On February 14, Patrice Ficklin, the Fair Lending Director for the Consumer Financial Protection Bureau (CFPB), together with senior officials from the Federal Reserve Board, Office of the Comptroller of the Currency, Federal Deposit Insurance Corporation, National Credit Union Administration, U.S. Department of Housing and Urban Development, Federal Housing Finance Agency, and U.S. Department of Justice sent a joint letter to The Appraisal Foundation (TAF), the private organization that sets appraisal standards, urging it to revise the fourth draft of its 2023 Edition of the Uniform Standards of Professional Appraisal Practice (USPAP or Uniform Standards) to include a detailed statement of federal prohibitions against discrimination. Specifically, the agencies requested that TAF include in its Uniform Standards the nondiscrimination standards under the Fair Housing Act and the Equal Credit Opportunity Act rather than the current summary of the distinctions between “unethical discrimination” and “unlawful discrimination.” This is the second letter that federal officials have sent TAF raising concerns with the Uniform Standards.

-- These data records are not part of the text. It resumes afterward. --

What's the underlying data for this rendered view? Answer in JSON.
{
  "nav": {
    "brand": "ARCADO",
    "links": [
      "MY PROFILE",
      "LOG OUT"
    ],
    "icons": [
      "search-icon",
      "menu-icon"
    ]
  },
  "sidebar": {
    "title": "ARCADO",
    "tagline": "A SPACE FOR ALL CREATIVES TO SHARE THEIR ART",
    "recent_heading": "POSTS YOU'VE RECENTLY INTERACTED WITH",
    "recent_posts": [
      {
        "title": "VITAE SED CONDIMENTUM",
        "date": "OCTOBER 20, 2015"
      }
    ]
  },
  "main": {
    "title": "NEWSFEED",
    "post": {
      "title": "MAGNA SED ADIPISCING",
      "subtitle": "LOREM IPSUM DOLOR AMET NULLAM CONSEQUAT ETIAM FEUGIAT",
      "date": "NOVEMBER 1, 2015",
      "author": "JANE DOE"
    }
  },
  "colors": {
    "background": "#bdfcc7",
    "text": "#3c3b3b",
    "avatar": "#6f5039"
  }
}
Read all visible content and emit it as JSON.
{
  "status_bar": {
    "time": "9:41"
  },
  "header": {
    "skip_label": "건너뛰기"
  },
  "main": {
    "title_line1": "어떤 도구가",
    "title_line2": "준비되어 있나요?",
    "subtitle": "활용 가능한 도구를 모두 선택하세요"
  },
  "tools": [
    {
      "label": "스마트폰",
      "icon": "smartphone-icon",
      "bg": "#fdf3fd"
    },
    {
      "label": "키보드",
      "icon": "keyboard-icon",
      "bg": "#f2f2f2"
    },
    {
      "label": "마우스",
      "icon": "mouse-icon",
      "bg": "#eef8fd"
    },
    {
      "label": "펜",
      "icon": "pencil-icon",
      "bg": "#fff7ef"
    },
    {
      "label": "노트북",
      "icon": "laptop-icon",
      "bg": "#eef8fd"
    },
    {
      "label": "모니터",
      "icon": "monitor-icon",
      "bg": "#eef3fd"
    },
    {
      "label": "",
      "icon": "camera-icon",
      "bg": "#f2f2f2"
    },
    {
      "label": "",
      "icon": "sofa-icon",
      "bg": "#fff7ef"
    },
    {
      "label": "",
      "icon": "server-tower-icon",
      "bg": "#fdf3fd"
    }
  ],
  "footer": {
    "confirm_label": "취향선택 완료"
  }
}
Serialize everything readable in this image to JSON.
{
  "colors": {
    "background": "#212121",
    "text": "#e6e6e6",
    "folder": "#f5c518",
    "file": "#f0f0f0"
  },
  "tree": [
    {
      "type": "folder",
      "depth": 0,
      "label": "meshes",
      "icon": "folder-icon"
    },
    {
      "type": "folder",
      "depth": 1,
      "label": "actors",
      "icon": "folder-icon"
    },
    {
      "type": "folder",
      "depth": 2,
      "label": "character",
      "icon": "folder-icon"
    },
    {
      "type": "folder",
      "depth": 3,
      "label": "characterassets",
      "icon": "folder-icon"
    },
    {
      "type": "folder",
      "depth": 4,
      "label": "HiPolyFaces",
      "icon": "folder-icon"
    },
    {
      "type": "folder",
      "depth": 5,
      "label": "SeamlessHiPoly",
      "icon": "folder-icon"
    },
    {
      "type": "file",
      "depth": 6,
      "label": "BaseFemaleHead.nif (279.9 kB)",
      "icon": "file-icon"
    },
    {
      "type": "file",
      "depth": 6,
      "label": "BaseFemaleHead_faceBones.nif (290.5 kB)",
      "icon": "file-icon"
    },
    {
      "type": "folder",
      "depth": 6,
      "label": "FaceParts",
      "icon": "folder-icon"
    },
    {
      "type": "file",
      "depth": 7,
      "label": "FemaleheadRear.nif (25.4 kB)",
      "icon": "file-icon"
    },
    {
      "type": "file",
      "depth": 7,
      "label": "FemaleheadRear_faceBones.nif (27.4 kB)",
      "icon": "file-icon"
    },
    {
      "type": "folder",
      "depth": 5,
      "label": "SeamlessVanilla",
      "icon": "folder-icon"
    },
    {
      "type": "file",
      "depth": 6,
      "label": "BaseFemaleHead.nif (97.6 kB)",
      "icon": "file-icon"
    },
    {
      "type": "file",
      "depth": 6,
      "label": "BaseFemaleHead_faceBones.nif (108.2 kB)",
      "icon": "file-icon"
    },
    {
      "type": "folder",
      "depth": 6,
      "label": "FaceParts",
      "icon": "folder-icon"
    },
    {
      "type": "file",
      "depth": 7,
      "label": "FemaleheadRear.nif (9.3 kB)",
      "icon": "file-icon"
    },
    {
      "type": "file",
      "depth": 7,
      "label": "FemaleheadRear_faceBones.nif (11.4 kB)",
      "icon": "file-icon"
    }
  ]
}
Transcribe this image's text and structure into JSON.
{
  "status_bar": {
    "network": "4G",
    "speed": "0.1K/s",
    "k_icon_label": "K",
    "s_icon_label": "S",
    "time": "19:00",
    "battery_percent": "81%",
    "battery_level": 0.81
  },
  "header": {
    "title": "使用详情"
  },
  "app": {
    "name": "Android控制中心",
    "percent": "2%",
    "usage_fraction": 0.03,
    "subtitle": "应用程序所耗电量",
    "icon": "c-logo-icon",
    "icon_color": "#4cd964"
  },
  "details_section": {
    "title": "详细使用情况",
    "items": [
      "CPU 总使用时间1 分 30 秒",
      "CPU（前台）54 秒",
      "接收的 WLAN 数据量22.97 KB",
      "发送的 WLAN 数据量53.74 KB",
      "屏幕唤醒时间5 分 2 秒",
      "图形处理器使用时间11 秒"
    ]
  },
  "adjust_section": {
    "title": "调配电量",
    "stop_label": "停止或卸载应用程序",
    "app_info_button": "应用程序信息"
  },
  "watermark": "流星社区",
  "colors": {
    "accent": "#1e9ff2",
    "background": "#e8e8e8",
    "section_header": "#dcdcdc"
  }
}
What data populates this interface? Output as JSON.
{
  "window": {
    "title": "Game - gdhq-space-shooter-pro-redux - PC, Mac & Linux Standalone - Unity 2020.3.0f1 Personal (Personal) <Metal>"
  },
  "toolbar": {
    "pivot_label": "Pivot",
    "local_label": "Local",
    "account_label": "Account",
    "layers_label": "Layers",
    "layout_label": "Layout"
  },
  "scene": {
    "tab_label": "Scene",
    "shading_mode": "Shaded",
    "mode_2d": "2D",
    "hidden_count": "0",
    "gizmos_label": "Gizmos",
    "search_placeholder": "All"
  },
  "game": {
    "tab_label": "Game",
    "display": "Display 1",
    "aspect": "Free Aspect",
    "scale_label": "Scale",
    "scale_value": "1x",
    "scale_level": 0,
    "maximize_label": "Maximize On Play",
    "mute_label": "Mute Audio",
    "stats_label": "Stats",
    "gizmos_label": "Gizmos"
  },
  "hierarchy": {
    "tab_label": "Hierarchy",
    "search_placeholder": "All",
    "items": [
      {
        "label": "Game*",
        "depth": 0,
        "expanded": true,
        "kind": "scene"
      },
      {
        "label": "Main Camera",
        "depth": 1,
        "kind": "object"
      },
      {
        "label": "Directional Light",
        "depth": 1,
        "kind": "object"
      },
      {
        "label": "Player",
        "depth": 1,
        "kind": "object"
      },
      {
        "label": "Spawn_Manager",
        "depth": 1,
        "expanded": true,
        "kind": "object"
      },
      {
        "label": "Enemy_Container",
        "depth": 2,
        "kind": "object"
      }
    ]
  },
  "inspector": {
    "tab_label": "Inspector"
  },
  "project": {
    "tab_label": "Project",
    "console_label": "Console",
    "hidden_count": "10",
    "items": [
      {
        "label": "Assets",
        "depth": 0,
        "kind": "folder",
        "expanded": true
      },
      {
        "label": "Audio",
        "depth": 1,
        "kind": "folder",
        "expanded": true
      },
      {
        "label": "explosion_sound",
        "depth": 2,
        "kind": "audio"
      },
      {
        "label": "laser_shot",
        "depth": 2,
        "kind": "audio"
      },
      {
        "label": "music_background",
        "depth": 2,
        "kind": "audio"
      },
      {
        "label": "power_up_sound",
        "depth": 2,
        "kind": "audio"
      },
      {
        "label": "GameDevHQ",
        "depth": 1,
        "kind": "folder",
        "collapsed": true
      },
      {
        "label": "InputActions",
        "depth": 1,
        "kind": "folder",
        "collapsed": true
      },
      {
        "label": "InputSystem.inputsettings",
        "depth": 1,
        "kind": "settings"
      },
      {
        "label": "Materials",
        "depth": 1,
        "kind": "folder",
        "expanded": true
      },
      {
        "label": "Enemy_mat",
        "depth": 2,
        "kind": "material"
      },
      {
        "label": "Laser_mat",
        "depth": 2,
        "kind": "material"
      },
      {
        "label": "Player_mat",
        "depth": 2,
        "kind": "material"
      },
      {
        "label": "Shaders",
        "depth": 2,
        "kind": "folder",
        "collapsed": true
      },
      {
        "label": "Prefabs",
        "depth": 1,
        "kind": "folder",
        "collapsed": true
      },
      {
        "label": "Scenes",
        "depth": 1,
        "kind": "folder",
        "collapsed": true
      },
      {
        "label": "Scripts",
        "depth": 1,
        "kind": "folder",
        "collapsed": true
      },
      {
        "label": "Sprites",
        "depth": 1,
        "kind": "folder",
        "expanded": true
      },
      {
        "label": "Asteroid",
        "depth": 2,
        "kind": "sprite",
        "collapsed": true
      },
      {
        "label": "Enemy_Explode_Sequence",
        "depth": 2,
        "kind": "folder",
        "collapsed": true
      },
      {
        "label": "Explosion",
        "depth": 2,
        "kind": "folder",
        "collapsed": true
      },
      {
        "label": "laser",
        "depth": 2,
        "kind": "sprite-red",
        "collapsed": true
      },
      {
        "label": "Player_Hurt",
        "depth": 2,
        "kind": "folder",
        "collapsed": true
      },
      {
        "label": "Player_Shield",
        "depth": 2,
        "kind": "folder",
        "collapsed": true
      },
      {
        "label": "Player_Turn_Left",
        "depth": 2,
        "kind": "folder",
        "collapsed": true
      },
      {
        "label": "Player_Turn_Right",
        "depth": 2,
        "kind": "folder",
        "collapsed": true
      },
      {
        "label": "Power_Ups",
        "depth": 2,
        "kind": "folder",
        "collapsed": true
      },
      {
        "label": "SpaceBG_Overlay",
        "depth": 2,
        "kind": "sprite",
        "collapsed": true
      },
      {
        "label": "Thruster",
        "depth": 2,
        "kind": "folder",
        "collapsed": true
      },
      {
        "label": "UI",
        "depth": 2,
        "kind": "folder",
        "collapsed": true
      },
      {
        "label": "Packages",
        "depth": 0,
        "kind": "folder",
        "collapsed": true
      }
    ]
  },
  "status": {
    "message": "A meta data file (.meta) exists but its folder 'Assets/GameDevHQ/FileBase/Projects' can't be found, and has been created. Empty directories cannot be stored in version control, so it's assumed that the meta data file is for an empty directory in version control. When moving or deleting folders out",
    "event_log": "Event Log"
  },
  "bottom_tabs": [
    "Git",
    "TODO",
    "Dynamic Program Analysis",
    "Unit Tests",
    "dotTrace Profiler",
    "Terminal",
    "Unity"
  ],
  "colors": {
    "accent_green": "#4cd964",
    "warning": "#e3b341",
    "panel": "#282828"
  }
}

In the blog accompanying release of the joint letter, the CFPB explained the impetus for the letter. “For more than 50 years, federal law has forbidden racial, religious, and other discrimination in home appraisals. It is imperative that TAF provide appraisers clear, detailed, and unambiguous warnings about the requirements of federal law covering appraisal standards. [TAF], however, appears reluctant to act. Its recalcitrance undermines efforts to rid the housing market of bias and discrimination and threatens the market’s fairness and competitiveness.”
As discussed here, combatting appraisal bias continues to be a top priority for the CFPB and other federal regulators. The agencies have been actively working with the White House Property Appraisal and Valuation Equity (PAVE) Interagency Task Force and the Federal Financial Institutions Examination Council’s Appraisal Subcommittee to address the issue of appraisal bias, and the CFPB is engaged in a project to develop regulations for automated valuation models to prevent algorithmic bias in home valuations. The CFPB has also warned that lenders that fail to ensure borrowers can seek a reconsideration of their home valuation risk violating federal law. This joint agency letter and accompanying blog post only serve to underline the seriousness with which the regulators take the issue of appraisal bias.